What is the number of lines in this data that contain the word "icon"? Give the number alone.
---- EXCERPTED DATA
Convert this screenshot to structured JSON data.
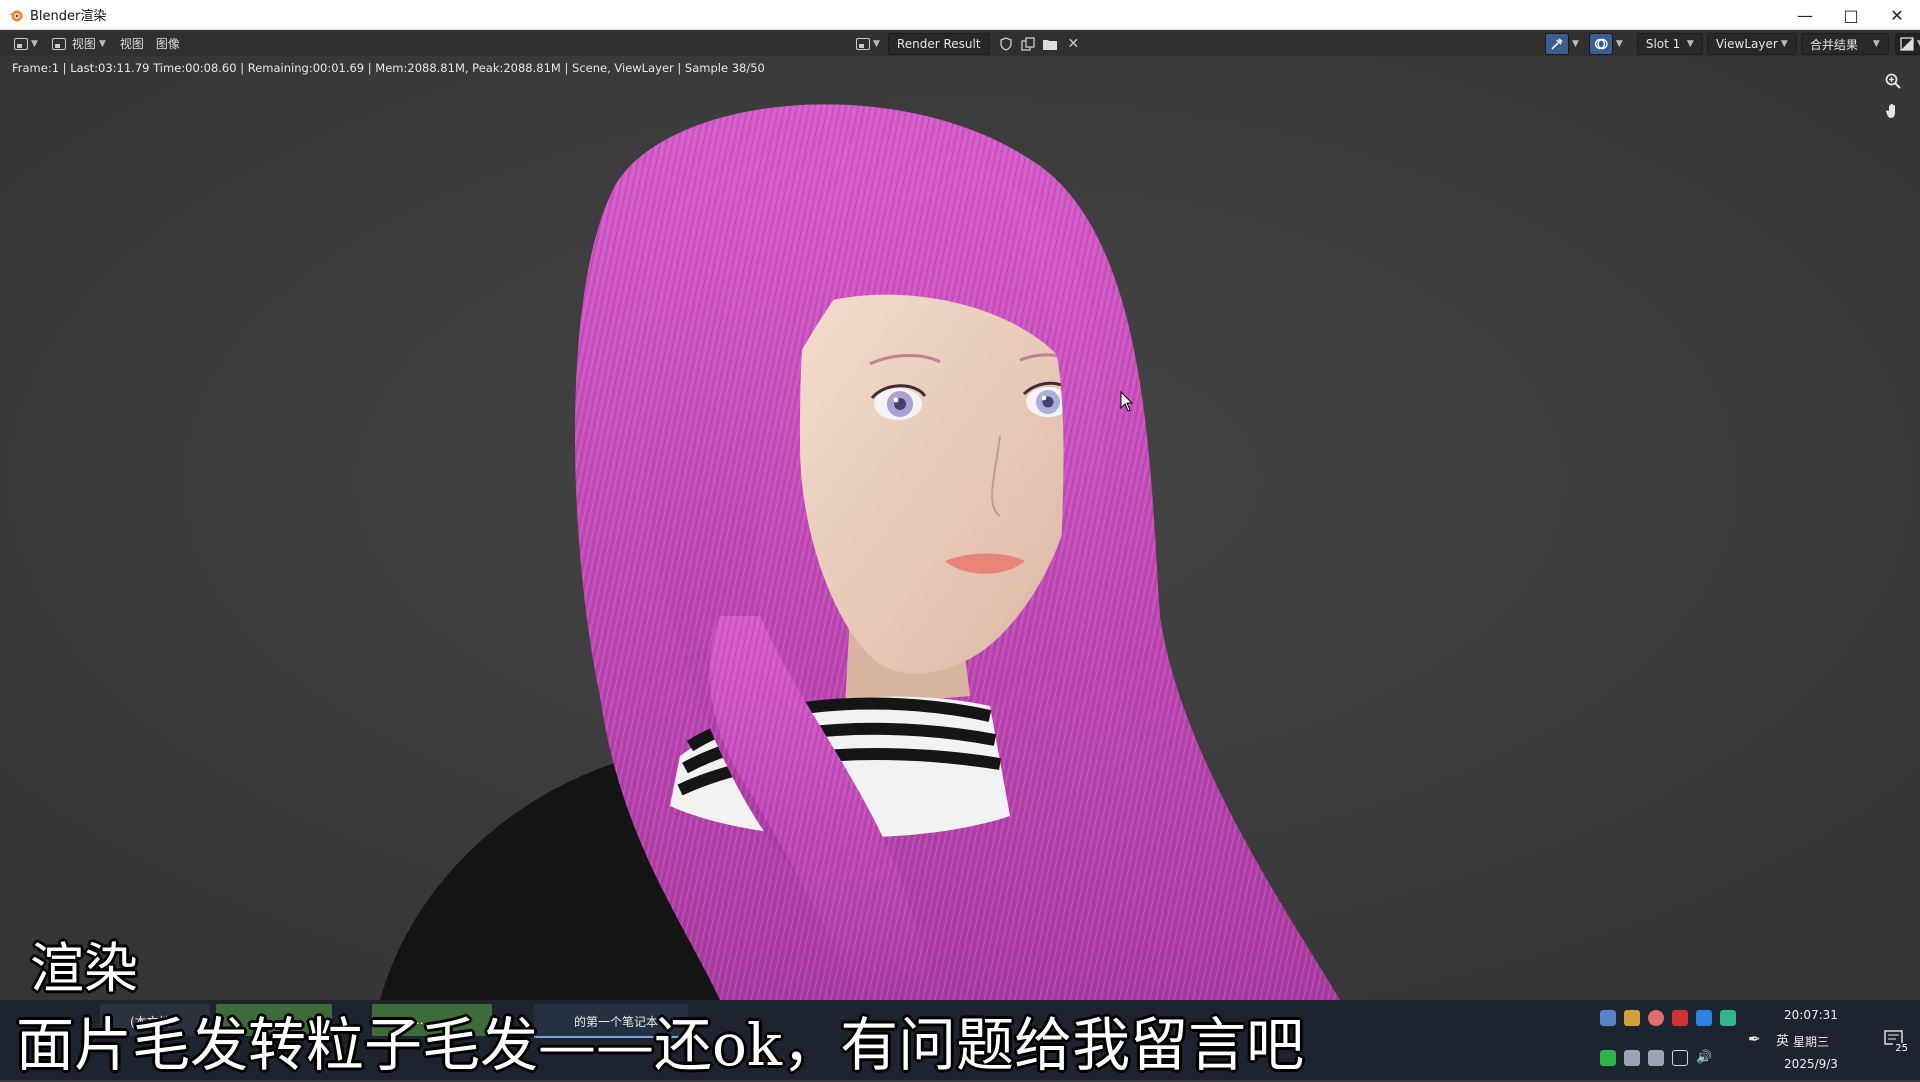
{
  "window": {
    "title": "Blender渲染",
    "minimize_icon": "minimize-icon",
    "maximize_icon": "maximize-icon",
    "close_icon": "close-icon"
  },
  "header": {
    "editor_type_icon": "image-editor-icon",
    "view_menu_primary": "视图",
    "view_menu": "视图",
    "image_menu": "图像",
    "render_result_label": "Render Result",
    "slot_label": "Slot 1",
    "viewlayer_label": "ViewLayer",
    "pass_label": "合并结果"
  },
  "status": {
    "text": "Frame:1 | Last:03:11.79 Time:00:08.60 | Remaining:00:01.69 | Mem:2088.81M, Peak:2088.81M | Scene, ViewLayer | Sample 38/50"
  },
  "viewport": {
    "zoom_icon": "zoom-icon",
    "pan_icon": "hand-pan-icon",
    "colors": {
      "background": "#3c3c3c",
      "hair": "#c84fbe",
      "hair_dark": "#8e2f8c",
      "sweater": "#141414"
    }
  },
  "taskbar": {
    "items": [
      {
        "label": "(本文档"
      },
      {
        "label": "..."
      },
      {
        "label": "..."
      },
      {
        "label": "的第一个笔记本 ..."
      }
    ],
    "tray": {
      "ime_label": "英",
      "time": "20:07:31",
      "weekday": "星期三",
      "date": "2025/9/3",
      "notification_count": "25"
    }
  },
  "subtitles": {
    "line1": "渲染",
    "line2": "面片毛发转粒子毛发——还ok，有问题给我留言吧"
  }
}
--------
TASK RESPONSE:
6